▸ **Assigned task**: Repeat the entries below word for word, though any picture in them should be dropped.

▸ **Supplied data**:
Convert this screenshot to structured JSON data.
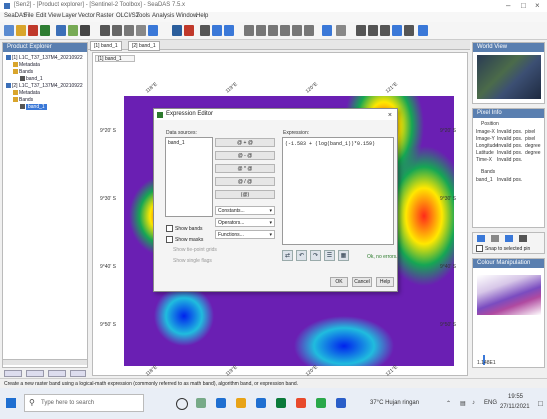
{
  "app": {
    "title": "[Sen2] - [Product explorer] - [Sentinel-2 Toolbox] - SeaDAS 7.5.x"
  },
  "menu": [
    "SeaDAS",
    "File",
    "Edit",
    "View",
    "Layer",
    "Vector",
    "Raster",
    "OLCI/S2",
    "Tools",
    "Analysis",
    "Window",
    "Help"
  ],
  "left_panel": {
    "header": "Product Explorer",
    "tree": [
      {
        "label": "[1] L1C_T37_137M4_20210922",
        "level": 0
      },
      {
        "label": "Metadata",
        "level": 1
      },
      {
        "label": "Bands",
        "level": 1
      },
      {
        "label": "band_1",
        "level": 2
      },
      {
        "label": "[2] L1C_T37_137M4_20210922",
        "level": 0
      },
      {
        "label": "Metadata",
        "level": 1
      },
      {
        "label": "Bands",
        "level": 1
      },
      {
        "label": "band_1",
        "level": 2,
        "selected": true
      }
    ]
  },
  "tabs": [
    "[1] band_1",
    "[2] band_1"
  ],
  "map": {
    "lat_labels_left": [
      "9°20' S",
      "9°30' S",
      "9°40' S",
      "9°50' S"
    ],
    "lat_labels_right": [
      "9°20' S",
      "9°30' S",
      "9°40' S",
      "9°50' S"
    ],
    "lon_labels_top": [
      "118°E",
      "119°E",
      "120°E",
      "121°E"
    ],
    "lon_labels_bottom": [
      "118°E",
      "119°E",
      "120°E",
      "121°E"
    ]
  },
  "dialog": {
    "title": "Expression Editor",
    "data_sources_label": "Data sources:",
    "data_sources": [
      "band_1"
    ],
    "expression_label": "Expression:",
    "expression_value": "(-1.583 + (log(band_1))*0.159)",
    "operator_buttons": [
      "@ + @",
      "@ - @",
      "@ * @",
      "@ / @",
      "(@)"
    ],
    "dropdowns": [
      "Constants...",
      "Operators...",
      "Functions..."
    ],
    "show_bands": "Show bands",
    "show_masks": "Show masks",
    "show_tie_point_grids": "Show tie-point grids",
    "show_single_flags": "Show single flags",
    "status": "Ok, no errors.",
    "ok": "OK",
    "cancel": "Cancel",
    "help": "Help"
  },
  "right_panel": {
    "nav_header": "World View",
    "pixel_header": "Pixel Info",
    "pixel_rows": [
      [
        "Position",
        ""
      ],
      [
        "Image-X",
        "Invalid pos.",
        "pixel"
      ],
      [
        "Image-Y",
        "Invalid pos.",
        "pixel"
      ],
      [
        "Longitude",
        "Invalid pos.",
        "degree"
      ],
      [
        "Latitude",
        "Invalid pos.",
        "degree"
      ],
      [
        "Time-X",
        "Invalid pos.",
        ""
      ]
    ],
    "bands_header": "Bands",
    "bands_row": [
      "band_1",
      "Invalid pos."
    ],
    "snap_label": "Snap to selected pin",
    "layer_header": "Colour Manipulation",
    "scale_value": "1.148E1"
  },
  "statusbar": "Create a new raster band using a logical-math expression (commonly referred to as math band), algorithm band, or expression band.",
  "taskbar": {
    "search_placeholder": "Type here to search",
    "weather": "37°C Hujan ringan",
    "time": "19:55",
    "date": "27/11/2021",
    "lang": "ENG"
  }
}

▸ **Solution for this task**:
Convert this screenshot to structured JSON data.
{
  "app": {
    "title": "[Sen2] - [Product explorer] - [Sentinel-2 Toolbox] - SeaDAS 7.5.x"
  },
  "menu": [
    "SeaDAS",
    "File",
    "Edit",
    "View",
    "Layer",
    "Vector",
    "Raster",
    "OLCI/S2",
    "Tools",
    "Analysis",
    "Window",
    "Help"
  ],
  "left_panel": {
    "header": "Product Explorer",
    "tree": [
      {
        "label": "[1] L1C_T37_137M4_20210922",
        "level": 0
      },
      {
        "label": "Metadata",
        "level": 1
      },
      {
        "label": "Bands",
        "level": 1
      },
      {
        "label": "band_1",
        "level": 2
      },
      {
        "label": "[2] L1C_T37_137M4_20210922",
        "level": 0
      },
      {
        "label": "Metadata",
        "level": 1
      },
      {
        "label": "Bands",
        "level": 1
      },
      {
        "label": "band_1",
        "level": 2,
        "selected": true
      }
    ]
  },
  "tabs": [
    "[1] band_1",
    "[2] band_1"
  ],
  "map": {
    "lat_labels_left": [
      "9°20' S",
      "9°30' S",
      "9°40' S",
      "9°50' S"
    ],
    "lat_labels_right": [
      "9°20' S",
      "9°30' S",
      "9°40' S",
      "9°50' S"
    ],
    "lon_labels_top": [
      "118°E",
      "119°E",
      "120°E",
      "121°E"
    ],
    "lon_labels_bottom": [
      "118°E",
      "119°E",
      "120°E",
      "121°E"
    ]
  },
  "dialog": {
    "title": "Expression Editor",
    "data_sources_label": "Data sources:",
    "data_sources": [
      "band_1"
    ],
    "expression_label": "Expression:",
    "expression_value": "(-1.583 + (log(band_1))*0.159)",
    "operator_buttons": [
      "@ + @",
      "@ - @",
      "@ * @",
      "@ / @",
      "(@)"
    ],
    "dropdowns": [
      "Constants...",
      "Operators...",
      "Functions..."
    ],
    "show_bands": "Show bands",
    "show_masks": "Show masks",
    "show_tie_point_grids": "Show tie-point grids",
    "show_single_flags": "Show single flags",
    "status": "Ok, no errors.",
    "ok": "OK",
    "cancel": "Cancel",
    "help": "Help"
  },
  "right_panel": {
    "nav_header": "World View",
    "pixel_header": "Pixel Info",
    "pixel_rows": [
      [
        "Position",
        ""
      ],
      [
        "Image-X",
        "Invalid pos.",
        "pixel"
      ],
      [
        "Image-Y",
        "Invalid pos.",
        "pixel"
      ],
      [
        "Longitude",
        "Invalid pos.",
        "degree"
      ],
      [
        "Latitude",
        "Invalid pos.",
        "degree"
      ],
      [
        "Time-X",
        "Invalid pos.",
        ""
      ]
    ],
    "bands_header": "Bands",
    "bands_row": [
      "band_1",
      "Invalid pos."
    ],
    "snap_label": "Snap to selected pin",
    "layer_header": "Colour Manipulation",
    "scale_value": "1.148E1"
  },
  "statusbar": "Create a new raster band using a logical-math expression (commonly referred to as math band), algorithm band, or expression band.",
  "taskbar": {
    "search_placeholder": "Type here to search",
    "weather": "37°C Hujan ringan",
    "time": "19:55",
    "date": "27/11/2021",
    "lang": "ENG"
  }
}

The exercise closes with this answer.